Not so Honest but Necessary
Dec 4, 2012
What really happened in history are many times different from popular stories told to the public, or remembered by the people. Before a military intervention is implemented, the men in power would find a justification for the war, so it is supported by the people. For instance, in medieval Europe, religion was used as justifications for the Crusades. In modern days, justifications for US military interventions include not only religion, but also its self-claimed function as the world’s police to liberate other nation states as it sees fit.
During World War II, the US saved the Allies from its impending doom and contributed significantly in the defeat of the opposing Nazi forces. Therefore, the status of world’s super power and police had been without questioning until Vietnam War. With the initial intention of fulfilling its duty as the world’s police, liberating the people of Vietnam from the evil Communist rule, and to provide the long-dreamed freedom to the Vietnamese people, the US after exhausting much of its men power and resources, came back with a broken reputation, wounded veterans and refugees with no homes to return to. On the other hand, Vietnam remains very much Communist. I strongly believe that the real difficult part of the “difficult memory” is “whether the war is just”, or “whether we lost the war”, but instead “whether we are as strong and powerful as we believe we are”1. In order to rebuild the country’s reputation, and reconstruct its people’s faith in its military power and world status, the US media has been trying to biasedly portray the war or the outcomes of the war. Such strategy is not so honest from a historical perspective for it does not capture what really happened, however it is necessary for a country as a whole to move forward from its difficult memory.
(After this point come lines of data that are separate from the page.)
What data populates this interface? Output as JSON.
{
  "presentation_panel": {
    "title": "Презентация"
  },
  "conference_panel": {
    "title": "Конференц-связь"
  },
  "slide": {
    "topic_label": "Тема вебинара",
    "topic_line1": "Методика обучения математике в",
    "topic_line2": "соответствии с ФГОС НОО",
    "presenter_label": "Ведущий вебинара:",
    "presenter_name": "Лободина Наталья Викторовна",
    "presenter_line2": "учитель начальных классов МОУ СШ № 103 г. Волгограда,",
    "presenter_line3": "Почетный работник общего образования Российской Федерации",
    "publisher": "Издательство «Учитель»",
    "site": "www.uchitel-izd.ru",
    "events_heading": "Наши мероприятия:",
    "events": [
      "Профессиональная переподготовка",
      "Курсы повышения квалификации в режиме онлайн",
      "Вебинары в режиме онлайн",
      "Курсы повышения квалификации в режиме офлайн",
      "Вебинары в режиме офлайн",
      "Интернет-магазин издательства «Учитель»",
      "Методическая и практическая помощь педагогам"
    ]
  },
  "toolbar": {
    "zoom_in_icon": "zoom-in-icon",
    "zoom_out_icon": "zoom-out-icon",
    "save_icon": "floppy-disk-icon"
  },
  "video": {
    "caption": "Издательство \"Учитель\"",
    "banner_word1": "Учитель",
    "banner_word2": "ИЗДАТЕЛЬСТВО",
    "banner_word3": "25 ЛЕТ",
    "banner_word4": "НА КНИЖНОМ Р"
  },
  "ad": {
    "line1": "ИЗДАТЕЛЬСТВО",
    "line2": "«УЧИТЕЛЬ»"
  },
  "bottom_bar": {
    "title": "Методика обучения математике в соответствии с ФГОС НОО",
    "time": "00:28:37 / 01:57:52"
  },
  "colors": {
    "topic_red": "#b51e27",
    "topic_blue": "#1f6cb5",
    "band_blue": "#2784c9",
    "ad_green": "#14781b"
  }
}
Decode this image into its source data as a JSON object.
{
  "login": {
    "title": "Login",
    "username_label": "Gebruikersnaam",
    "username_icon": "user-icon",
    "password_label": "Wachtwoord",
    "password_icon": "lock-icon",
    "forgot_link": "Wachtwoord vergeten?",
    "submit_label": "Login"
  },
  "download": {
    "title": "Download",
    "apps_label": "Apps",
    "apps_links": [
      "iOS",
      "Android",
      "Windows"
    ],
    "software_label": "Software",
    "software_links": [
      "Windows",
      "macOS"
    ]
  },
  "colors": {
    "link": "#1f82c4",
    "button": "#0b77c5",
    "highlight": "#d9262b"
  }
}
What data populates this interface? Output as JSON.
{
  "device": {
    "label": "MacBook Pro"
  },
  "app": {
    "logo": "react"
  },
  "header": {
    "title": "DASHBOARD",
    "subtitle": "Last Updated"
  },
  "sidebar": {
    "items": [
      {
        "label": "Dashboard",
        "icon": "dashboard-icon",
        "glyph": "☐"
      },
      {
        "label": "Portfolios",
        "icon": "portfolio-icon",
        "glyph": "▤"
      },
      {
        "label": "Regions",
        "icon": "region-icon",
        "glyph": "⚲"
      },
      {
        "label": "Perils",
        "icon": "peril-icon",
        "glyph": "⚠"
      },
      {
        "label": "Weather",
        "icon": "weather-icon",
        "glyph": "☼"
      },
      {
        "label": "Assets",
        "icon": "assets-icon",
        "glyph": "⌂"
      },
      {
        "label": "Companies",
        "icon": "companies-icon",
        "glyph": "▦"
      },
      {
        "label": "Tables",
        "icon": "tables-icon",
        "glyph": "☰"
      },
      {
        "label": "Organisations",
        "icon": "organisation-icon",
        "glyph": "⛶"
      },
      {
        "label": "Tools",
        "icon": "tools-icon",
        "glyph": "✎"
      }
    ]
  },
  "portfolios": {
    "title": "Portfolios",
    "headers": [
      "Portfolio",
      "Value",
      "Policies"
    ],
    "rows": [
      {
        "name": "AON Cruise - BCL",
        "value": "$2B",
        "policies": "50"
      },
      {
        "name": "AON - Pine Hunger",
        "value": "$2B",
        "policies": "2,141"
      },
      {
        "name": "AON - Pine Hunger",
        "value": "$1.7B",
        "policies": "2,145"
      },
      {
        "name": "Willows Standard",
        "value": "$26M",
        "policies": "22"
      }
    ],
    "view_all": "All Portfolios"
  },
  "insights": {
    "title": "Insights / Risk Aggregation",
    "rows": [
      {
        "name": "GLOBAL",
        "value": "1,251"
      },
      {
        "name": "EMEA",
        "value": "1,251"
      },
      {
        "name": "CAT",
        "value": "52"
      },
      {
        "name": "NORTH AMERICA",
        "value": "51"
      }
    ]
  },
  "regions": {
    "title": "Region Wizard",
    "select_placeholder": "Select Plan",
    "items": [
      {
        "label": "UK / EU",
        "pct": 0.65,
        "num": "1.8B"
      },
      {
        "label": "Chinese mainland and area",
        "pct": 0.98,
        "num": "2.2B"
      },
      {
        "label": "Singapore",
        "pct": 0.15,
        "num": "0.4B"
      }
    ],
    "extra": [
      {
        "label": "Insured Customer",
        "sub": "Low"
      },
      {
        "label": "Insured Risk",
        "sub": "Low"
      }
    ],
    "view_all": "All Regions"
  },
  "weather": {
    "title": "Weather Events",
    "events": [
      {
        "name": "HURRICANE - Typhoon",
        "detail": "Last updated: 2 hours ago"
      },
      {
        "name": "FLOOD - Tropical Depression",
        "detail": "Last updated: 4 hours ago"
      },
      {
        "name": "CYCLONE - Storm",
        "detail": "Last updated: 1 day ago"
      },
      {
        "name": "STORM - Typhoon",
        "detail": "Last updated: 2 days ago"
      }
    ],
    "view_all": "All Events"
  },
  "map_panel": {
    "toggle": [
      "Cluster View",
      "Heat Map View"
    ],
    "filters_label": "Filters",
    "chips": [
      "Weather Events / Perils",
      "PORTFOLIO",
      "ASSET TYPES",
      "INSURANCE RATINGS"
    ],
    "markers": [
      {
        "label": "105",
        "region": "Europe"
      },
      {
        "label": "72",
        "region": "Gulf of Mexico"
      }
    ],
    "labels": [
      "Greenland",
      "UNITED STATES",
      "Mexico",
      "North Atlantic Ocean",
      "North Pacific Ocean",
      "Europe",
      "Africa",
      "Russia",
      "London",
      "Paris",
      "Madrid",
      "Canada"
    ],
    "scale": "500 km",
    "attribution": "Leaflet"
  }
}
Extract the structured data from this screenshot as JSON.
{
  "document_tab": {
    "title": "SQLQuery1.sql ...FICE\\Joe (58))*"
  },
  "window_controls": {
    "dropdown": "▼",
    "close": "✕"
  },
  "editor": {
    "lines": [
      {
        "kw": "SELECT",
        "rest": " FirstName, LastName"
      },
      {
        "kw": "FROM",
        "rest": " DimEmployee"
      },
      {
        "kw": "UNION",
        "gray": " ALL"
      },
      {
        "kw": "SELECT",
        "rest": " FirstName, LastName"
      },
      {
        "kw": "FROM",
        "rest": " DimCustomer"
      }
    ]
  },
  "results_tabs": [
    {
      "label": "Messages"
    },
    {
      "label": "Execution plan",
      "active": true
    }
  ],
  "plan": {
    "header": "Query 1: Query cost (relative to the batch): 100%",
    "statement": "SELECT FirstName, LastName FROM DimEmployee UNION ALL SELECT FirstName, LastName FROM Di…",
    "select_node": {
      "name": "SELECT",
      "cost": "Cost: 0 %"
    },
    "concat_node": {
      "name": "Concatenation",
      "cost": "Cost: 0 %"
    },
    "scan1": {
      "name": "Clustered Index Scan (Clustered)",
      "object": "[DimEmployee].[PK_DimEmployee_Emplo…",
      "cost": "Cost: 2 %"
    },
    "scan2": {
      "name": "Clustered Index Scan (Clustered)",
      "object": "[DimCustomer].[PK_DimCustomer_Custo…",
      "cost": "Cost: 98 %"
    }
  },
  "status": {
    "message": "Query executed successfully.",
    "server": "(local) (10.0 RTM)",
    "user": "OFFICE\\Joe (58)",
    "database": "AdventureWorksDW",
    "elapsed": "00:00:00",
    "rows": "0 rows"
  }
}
In the article, the author provided an in-depth analysis of why and how popular media has helped reshape the vi...